Early War Experience
With Lord Fisher gone, the Admiralty authorized ten more K-class submarines in 1915 and then another seven the next year for a total of 21. Virtually all of these were ordered even before the earliest of the first batch, K3, was commissioned at the Vickers yard in August 1916.
K3’s sea trials had been memorable. During speed runs, her Boiler and Turbine Rooms became so hot that the hatches had to be left open, and a head sea cracked the conning tower windows. On an early test dive, with Prince George—the future King George VI—aboard as an observer, the boat lost trim and burrowed into the muddy sea-bed with her propellers thrashing the air above. It took 20 minutes to back her out and return to the surface. Then, in January 1917, on one of her first war patrols from the Grand Fleet’s main operating base at Scapa Flow in the Orkney Islands, she shipped a beam sea and took so much water down the funnels that her Boiler Room nearly filled up. Admiral Fisher’s auxiliary diesel engine brought her back to port.

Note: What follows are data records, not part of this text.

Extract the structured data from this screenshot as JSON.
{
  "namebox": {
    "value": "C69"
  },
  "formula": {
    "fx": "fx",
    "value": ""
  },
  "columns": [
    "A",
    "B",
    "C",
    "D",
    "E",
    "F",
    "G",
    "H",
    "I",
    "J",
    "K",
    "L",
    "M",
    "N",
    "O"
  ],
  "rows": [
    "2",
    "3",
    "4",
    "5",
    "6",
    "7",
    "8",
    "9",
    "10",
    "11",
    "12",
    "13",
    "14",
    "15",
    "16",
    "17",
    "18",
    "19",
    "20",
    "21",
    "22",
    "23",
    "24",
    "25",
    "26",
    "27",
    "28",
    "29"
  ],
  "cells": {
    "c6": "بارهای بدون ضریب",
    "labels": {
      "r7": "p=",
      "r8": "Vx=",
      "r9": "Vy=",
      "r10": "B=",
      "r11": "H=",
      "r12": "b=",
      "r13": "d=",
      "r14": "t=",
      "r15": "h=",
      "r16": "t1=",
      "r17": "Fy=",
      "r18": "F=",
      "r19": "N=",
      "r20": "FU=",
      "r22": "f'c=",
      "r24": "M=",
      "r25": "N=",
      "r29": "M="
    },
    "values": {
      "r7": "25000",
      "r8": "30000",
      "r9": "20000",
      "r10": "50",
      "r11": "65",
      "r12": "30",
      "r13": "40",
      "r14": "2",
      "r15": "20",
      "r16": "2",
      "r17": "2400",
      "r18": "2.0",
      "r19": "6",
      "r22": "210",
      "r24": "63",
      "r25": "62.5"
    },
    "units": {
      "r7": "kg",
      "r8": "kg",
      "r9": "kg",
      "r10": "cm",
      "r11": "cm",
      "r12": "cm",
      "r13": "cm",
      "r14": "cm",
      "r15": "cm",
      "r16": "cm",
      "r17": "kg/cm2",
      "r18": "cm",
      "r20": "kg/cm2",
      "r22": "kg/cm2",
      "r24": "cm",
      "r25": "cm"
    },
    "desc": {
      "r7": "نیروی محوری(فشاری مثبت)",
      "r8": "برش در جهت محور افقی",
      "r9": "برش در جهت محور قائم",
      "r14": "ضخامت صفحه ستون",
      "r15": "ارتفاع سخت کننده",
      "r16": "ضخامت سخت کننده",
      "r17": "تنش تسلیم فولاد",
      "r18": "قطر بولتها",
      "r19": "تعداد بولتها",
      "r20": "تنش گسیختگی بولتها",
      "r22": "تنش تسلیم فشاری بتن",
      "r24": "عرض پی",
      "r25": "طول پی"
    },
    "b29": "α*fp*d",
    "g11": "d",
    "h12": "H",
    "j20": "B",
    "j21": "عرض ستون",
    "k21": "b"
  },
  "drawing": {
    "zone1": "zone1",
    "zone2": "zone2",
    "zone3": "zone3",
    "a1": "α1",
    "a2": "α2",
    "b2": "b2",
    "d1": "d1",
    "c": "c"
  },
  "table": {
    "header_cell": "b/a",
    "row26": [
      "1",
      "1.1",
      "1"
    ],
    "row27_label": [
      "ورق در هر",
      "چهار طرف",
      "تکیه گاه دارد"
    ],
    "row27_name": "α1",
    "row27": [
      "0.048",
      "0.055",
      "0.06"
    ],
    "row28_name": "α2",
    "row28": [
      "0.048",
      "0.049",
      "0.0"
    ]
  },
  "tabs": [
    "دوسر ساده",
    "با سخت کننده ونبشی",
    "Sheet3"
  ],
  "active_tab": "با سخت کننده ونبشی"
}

The second of the class to be completed, K13, began her career with a tragic accident. On 29 January 1917, during what was supposed to be the final test dive of her acceptance trials in Gareloch, one or more of the 37-inch Boiler Room ventilators failed to close, and the entire submarine abaft the midships Torpedo Room flooded. Emergency procedures were unavailing, and K13 settled to the bottom in 60 feet of water, with 49 survivors trapped forward and 31 dead aft. A tortuous 50-hour rescue operation, in which the bow of the submarine was lifted to the surface and an escape hole cut through the pressure hull, succeeded in extricating the living. The ensuing inquiry resulted in some superficial changes: more thorough procedures for shutting hull openings, better training, restricting the number of civilians allowed aboard (since seven had been lost on K13), and finally, decreeing that no future submarine would bear the unlucky number “13.” Accordingly, after K13 was raised and refurbished, she was recommissioned in October 1917 as K22.
Funnels being lowered as HMS K22 prepares to submerge.